When the bank was closed in 1987, she started her job search again. This time she was hired to be the controller of BAC Community Bank in Stockton. After working for three different institutions in a span of less than three years, Dana finally found a stable company to call home.

Three decades have passed since she accepted employment at BAC. Over the years that followed, Dana became the bank’s chief financial officer, then chief operating officer, and in 2019 she was appointed chief executive officer.

In the early years, BAC was a much smaller bank. “You get much greater exposure to different areas when working in a smaller organization,” Dana said. The variety of responsibilities she had as CFO prepared her for the role of COO. Such broad knowledge and experience serve her well now in her role as CEO, running a bank that has been a community institution since 1965.

The same things that drove Dana to financial services initially are what keep her in banking today. “I have always found the movement of money fascinating,” she explained. “I am interested in learning how different businesses operate, what their processes are, and how money moves through their organizations. Such understanding allows the bank to tailor solutions to each customer’s unique needs.” She enjoys talking with local business owners to learn from them and to find creative ways to both serve and support them, in good times and bad. She takes these insights back to BAC and quietly implements strategies and plans to best meet customer needs.

When it comes to local small businesses, Dana affirmed, “What I think is extremely important is that those businesses create jobs in our communities. The money earned from those jobs is spent locally. And as a community bank, we support them because nationally small businesses create more jobs than large organizations.” 

Leading a community bank that is itself a small business provides both challenges and rewards. Fresh on everyone’s minds today is the pandemic. But a decade ago the Great Recession resulted in many similar financial storms, and those were weathered too.

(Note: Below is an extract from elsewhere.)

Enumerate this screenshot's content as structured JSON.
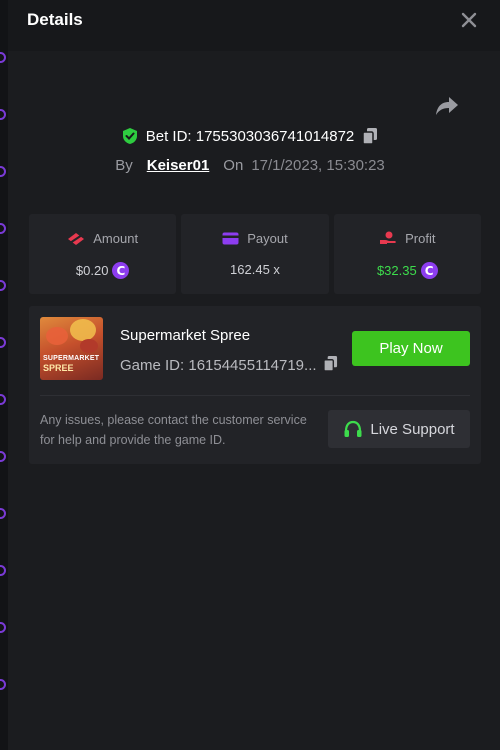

The bank’s management team led BAC through those challenging times while also helping their customers rise to the challenge. Dana reflected, “As a result, not only are many of our customers survivors of that time, we as a bank are a survivor of that time.” 

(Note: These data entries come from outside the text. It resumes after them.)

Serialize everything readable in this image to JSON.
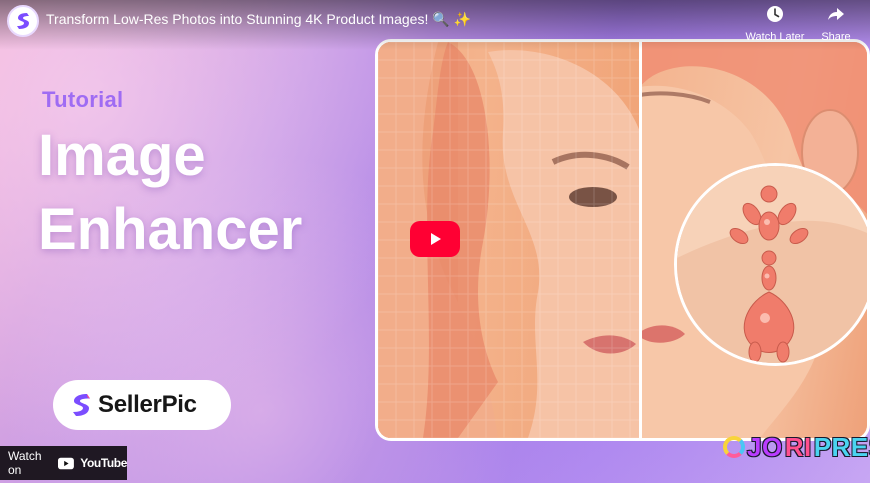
{
  "video": {
    "title": "Transform Low-Res Photos into Stunning 4K Product Images! 🔍 ✨",
    "watch_later_label": "Watch Later",
    "share_label": "Share",
    "watch_on_label": "Watch on",
    "youtube_label": "YouTube"
  },
  "thumbnail": {
    "kicker": "Tutorial",
    "title_line1": "Image",
    "title_line2": "Enhancer",
    "brand_name": "SellerPic"
  },
  "watermark": {
    "part1": "JO",
    "part2": "RI",
    "part3": "PRESS"
  },
  "colors": {
    "play_button": "#ff0033",
    "kicker": "#9f6cf3",
    "brand_mark": "#7b4dff"
  },
  "icons": {
    "watch_later": "clock-icon",
    "share": "share-arrow-icon",
    "play": "play-icon",
    "youtube": "youtube-logo"
  }
}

In describing the successes of the bank, Dana is quick to point out that it’s not about her. “Rather, it’s about a team that builds a well-respected bank. We do business in a fair and honest manner. We do what we say we are going to do, and if we mess up, we fix it. It’s building that reputation and culture over time that is the cornerstone of our longevity and success.”

The culture at BAC Community Bank is one set by example. “I think it’s important to be involved, not to just stand back and tell people what to do,” Dana continued. “I don’t expect anybody to do anything that I won’t do. If we have a challenging situation, I will be the first one to arrive and the last one to leave. I will be in the trenches with everyone, and our customers know and appreciate that they can always find me working side by side with our team to meet their needs.”

When it comes to personal growth, Dana gives credit to the influence of her co-workers. “Some help me by supporting me, disagreeing with me or even being willing to challenge me,” she said. “I welcome their feedback and appreciate the various perspectives and experience their insights reveal.”

As a soft-spoken quiet influencer herself, Dana Bockstahler leads by example. “I aim to do the right thing, always,” she said. “As long as I am doing that, it’s a good day.”